- A survey of Ottawa County students revealed that 26% admit to depression: they hate school, 17% consider suicide, and 12% have plans for suicide. 7% report attempting at least once.
- We push extra-curricular involvement as one preventative action.
- Parents are the first line of defense. They need information and the ability and tools to communicate effectively.
- ALWAYS take threats seriously. Twice he has jumped in his car late on Saturday nights and gone to the homes of students to talk to them after getting calls from concerned parents.
- It is really important to have counselors and liaison officers. Social culture is important – they have a “Whole Child” initiative program.
- They present a suicide prevention program once a month to students, on the second Tuesday. They do get some push-back from parents.
- Stress is the #1 cause. Pressure. Difficulty getting into college. “Bystanderism.” Social media is the worst thing that has ever happened to public schools and has changed public education significantly. Their programs really help about 1/3 of the students (others say they are not impacted or don’t care).
- Entire district is trained in QPR and the “Be Nice” program. Everyone! We have 850 students to impact.
David Neal remarks:
- From NOCH, social worker in the emergency department; past experience includes pre-marital and marital counseling, jail and prison counseling – has assessed thousands of suicidal people over the years

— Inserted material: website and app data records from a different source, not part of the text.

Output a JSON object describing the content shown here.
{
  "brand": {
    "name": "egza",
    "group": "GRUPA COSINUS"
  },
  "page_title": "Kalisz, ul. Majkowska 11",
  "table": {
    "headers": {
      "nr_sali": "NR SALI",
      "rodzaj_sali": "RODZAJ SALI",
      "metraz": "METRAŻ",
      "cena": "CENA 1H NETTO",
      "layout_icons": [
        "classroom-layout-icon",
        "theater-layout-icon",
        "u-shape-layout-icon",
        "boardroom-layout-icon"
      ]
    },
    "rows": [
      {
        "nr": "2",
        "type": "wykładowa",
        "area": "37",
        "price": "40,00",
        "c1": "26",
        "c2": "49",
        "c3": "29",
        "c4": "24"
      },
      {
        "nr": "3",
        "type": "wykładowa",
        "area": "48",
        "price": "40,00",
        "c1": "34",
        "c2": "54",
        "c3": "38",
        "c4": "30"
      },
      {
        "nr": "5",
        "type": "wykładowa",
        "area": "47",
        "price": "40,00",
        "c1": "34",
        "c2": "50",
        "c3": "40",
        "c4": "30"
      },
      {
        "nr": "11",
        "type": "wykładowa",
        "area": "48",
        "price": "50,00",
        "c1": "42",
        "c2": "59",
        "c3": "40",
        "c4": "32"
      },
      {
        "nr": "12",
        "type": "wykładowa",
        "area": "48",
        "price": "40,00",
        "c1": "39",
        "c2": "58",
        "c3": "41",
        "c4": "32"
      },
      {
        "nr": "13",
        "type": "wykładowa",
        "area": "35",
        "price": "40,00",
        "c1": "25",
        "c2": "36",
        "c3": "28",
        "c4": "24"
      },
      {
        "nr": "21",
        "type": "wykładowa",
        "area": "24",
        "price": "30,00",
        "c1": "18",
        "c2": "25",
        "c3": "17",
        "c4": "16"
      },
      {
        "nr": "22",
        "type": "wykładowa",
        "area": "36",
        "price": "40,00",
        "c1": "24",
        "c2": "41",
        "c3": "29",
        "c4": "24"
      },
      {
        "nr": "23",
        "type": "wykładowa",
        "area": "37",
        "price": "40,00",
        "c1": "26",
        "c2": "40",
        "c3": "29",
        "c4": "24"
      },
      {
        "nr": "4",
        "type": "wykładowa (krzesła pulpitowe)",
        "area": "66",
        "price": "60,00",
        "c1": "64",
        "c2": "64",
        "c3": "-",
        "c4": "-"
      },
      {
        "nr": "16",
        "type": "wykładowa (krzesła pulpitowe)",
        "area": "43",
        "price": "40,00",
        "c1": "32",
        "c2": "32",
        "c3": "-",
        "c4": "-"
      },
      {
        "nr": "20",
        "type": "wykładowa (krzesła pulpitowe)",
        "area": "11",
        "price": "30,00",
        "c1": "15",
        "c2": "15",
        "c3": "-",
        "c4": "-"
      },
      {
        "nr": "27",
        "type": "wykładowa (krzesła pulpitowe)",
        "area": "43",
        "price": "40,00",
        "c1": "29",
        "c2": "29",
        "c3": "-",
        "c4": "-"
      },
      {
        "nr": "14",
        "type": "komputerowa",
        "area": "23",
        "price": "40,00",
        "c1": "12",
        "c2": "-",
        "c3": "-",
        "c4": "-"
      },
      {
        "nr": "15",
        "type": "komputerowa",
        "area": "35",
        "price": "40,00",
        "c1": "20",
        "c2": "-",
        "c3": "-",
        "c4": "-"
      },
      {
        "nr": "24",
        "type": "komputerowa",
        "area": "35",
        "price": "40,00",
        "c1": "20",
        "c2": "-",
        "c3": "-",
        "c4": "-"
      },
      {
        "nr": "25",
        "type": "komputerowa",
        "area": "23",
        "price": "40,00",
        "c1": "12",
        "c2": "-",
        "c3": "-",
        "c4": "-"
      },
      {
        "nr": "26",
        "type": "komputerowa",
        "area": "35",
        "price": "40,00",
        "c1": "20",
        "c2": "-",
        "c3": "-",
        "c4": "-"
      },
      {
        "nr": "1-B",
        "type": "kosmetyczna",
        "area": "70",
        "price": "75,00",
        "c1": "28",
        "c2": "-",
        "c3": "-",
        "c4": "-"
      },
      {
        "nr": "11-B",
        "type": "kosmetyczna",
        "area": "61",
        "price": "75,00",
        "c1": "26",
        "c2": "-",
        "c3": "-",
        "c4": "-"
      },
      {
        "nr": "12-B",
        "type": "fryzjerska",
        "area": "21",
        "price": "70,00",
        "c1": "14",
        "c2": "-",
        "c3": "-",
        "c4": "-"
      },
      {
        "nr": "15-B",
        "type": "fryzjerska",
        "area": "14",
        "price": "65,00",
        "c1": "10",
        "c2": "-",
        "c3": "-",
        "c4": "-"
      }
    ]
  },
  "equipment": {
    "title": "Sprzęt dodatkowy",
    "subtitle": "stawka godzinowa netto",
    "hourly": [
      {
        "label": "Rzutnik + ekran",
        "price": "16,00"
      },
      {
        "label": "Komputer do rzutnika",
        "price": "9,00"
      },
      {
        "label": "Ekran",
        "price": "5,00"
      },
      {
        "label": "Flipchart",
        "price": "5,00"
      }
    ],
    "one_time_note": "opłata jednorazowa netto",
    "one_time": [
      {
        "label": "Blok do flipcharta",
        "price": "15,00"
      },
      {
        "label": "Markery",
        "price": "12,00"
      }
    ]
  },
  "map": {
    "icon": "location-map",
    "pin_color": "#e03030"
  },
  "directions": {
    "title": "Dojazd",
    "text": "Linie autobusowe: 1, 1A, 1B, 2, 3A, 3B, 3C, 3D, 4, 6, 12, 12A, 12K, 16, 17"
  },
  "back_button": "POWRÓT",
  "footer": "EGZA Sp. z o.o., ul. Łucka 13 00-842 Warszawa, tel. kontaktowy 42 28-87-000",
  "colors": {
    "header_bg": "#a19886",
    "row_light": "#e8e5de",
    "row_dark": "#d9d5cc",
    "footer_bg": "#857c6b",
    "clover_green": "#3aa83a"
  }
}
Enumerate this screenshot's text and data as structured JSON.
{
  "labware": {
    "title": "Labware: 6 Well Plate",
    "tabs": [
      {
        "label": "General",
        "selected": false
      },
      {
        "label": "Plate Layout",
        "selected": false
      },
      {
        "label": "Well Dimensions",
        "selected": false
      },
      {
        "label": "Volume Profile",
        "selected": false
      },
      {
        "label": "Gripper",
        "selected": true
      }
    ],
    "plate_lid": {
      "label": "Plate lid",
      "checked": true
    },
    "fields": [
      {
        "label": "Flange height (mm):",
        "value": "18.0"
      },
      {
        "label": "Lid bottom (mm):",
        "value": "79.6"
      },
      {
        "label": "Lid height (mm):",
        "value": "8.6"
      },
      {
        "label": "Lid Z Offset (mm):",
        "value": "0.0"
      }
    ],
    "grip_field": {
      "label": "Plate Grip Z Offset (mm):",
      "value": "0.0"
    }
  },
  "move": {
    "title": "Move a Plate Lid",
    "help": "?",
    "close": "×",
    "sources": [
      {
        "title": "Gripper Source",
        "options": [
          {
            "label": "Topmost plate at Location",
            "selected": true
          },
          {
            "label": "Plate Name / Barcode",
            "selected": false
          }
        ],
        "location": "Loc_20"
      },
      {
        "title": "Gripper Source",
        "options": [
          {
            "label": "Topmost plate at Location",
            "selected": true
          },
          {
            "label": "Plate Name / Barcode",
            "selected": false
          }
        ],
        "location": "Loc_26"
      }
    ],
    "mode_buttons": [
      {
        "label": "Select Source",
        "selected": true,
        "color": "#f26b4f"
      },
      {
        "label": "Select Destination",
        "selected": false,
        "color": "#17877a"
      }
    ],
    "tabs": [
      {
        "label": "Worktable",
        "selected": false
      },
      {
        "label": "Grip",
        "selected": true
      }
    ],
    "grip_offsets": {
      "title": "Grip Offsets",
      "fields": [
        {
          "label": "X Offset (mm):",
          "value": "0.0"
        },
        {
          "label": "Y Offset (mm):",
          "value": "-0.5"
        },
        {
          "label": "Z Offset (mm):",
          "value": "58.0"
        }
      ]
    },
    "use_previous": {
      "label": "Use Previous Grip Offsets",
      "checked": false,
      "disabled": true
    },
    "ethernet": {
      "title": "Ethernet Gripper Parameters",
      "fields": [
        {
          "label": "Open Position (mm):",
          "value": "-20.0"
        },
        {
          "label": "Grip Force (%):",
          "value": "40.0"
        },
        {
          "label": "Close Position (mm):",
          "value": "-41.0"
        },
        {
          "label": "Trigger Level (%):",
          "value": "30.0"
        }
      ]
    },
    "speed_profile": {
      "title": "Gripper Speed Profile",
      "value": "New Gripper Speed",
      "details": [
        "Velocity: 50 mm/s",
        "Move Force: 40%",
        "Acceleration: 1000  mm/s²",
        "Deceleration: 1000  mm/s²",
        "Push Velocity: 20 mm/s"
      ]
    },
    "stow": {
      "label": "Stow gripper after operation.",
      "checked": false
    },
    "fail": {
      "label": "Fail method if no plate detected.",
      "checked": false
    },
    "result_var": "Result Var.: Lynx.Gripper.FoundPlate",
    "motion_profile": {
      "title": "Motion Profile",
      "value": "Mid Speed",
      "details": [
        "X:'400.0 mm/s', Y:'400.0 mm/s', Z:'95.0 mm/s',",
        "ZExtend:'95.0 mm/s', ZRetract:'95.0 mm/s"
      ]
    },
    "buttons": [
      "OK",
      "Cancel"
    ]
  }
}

- Talked about a display at an art gallery which consisted of a shotgun aimed at a chair, with a time set to randomly go off some time in the next 100 years. People wanted to sit in the chair for a few minutes.
- Why the increase? We have forgotten what it feels like to be human. People don’t read books and thus have no way to learn about the human emotions of others, feeling disconnected.
- When the economy turned down, crisis intervention went way up, especially children worried about their parents losing jobs
- Life is driven by the desire to find happiness, the ability to look back and feel satisfaction, that life has been worthwhile
- How to approach suicidal people? Plain, simple, direct – honest but not brutal, make them feel human
- NOCH now holds two weekly appointments times open specifically for emergency psychiatric counseling
- “Think about what it means to be human.”
Barbara opened up the session to Q & A from the audience.
Q: (from Sean) More of a comment – we host discussion groups on Facebook. Tonight one person posted, questioning their value to the planet. The response: “You are cherished.” Do not press them. One woman talked about her experience at NOCH after a self-cutting incident where she went too deep. She felt she was verbally stigmatized by the attending nurse, ”Why would you do this? Why am I treating you when you are just going to do it again?” This only makes things worse. Check out peer support resources. Then a question directed to Beth: What do you think is the difference between professional support and peer support?
A: (Beth) Well, we both share our stories. In fact if you had told me years ago that sharing my story would help others, I would have laughed. It’s about connection. It’s about finding something to share, to see that you are not alone. That you can get through it. It’s easy to get lost in your own thoughts and all you hear when you are miserable is “blah blah blah.”
Validation can be the most powerful thing. Just say “It must be awful to feel that way.”
Breaking the isolation is providing hope.
Q: A comment by a Spring Lake High School graduate – she deeply appreciates the personal concern and connection with her former teachers, and felt they really cared about her. She wanted to publically say thanks for all the encouragement over the years. “Teachers always asked how we were doing before the lessons started.” She also found great value in a class for empowering women, and the peer support there. “I had parents at home, but I also had 20 parents at school, and they know me and remember me.”
Barbara concluded the meeting by asking people to write any additional comments on a flip chart provided. She thanked all the sponsors again.
The meeting adjourned at 9:02.
- Notes recorded and submitted by Bobbi Jones Sabine,
Extended Grace Volunteer